BEGIN Source records
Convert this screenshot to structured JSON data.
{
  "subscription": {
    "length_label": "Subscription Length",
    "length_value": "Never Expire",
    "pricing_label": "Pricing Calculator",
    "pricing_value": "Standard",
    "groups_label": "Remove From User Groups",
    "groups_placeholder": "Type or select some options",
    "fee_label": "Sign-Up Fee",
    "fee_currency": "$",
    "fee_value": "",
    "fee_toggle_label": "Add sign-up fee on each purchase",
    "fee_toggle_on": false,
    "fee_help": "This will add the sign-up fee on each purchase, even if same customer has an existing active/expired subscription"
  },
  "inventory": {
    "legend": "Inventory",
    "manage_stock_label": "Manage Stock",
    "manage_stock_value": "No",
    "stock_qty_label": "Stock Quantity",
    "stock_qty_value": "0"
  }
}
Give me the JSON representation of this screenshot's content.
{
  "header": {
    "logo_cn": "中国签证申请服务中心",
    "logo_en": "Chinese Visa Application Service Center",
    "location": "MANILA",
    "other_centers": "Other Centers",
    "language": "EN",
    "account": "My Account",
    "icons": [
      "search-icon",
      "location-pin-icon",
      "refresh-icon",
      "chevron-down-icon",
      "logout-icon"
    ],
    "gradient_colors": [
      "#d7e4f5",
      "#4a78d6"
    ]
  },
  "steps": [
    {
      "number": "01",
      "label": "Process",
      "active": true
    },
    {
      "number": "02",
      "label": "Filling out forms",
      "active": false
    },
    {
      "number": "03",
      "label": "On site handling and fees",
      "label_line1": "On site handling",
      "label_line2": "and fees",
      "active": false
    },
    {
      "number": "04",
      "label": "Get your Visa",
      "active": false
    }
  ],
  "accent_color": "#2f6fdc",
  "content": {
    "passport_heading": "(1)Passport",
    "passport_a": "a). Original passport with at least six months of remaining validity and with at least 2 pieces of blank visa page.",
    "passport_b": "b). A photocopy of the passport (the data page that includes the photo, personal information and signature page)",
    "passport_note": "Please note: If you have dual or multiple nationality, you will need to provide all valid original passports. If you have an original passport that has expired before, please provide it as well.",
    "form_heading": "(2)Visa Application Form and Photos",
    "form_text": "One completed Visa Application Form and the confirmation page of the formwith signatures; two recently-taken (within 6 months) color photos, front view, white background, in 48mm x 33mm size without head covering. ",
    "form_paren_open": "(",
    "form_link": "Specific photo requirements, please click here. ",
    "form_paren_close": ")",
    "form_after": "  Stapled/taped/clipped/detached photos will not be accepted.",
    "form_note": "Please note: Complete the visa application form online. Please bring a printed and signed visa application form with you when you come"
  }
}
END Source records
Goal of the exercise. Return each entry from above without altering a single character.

Response box.
Convert this screenshot to structured JSON data.
{
  "subscription": {
    "length_label": "Subscription Length",
    "length_value": "Never Expire",
    "pricing_label": "Pricing Calculator",
    "pricing_value": "Standard",
    "groups_label": "Remove From User Groups",
    "groups_placeholder": "Type or select some options",
    "fee_label": "Sign-Up Fee",
    "fee_currency": "$",
    "fee_value": "",
    "fee_toggle_label": "Add sign-up fee on each purchase",
    "fee_toggle_on": false,
    "fee_help": "This will add the sign-up fee on each purchase, even if same customer has an existing active/expired subscription"
  },
  "inventory": {
    "legend": "Inventory",
    "manage_stock_label": "Manage Stock",
    "manage_stock_value": "No",
    "stock_qty_label": "Stock Quantity",
    "stock_qty_value": "0"
  }
}
Give me the JSON representation of this screenshot's content.
{
  "header": {
    "logo_cn": "中国签证申请服务中心",
    "logo_en": "Chinese Visa Application Service Center",
    "location": "MANILA",
    "other_centers": "Other Centers",
    "language": "EN",
    "account": "My Account",
    "icons": [
      "search-icon",
      "location-pin-icon",
      "refresh-icon",
      "chevron-down-icon",
      "logout-icon"
    ],
    "gradient_colors": [
      "#d7e4f5",
      "#4a78d6"
    ]
  },
  "steps": [
    {
      "number": "01",
      "label": "Process",
      "active": true
    },
    {
      "number": "02",
      "label": "Filling out forms",
      "active": false
    },
    {
      "number": "03",
      "label": "On site handling and fees",
      "label_line1": "On site handling",
      "label_line2": "and fees",
      "active": false
    },
    {
      "number": "04",
      "label": "Get your Visa",
      "active": false
    }
  ],
  "accent_color": "#2f6fdc",
  "content": {
    "passport_heading": "(1)Passport",
    "passport_a": "a). Original passport with at least six months of remaining validity and with at least 2 pieces of blank visa page.",
    "passport_b": "b). A photocopy of the passport (the data page that includes the photo, personal information and signature page)",
    "passport_note": "Please note: If you have dual or multiple nationality, you will need to provide all valid original passports. If you have an original passport that has expired before, please provide it as well.",
    "form_heading": "(2)Visa Application Form and Photos",
    "form_text": "One completed Visa Application Form and the confirmation page of the formwith signatures; two recently-taken (within 6 months) color photos, front view, white background, in 48mm x 33mm size without head covering. ",
    "form_paren_open": "(",
    "form_link": "Specific photo requirements, please click here. ",
    "form_paren_close": ")",
    "form_after": "  Stapled/taped/clipped/detached photos will not be accepted.",
    "form_note": "Please note: Complete the visa application form online. Please bring a printed and signed visa application form with you when you come"
  }
}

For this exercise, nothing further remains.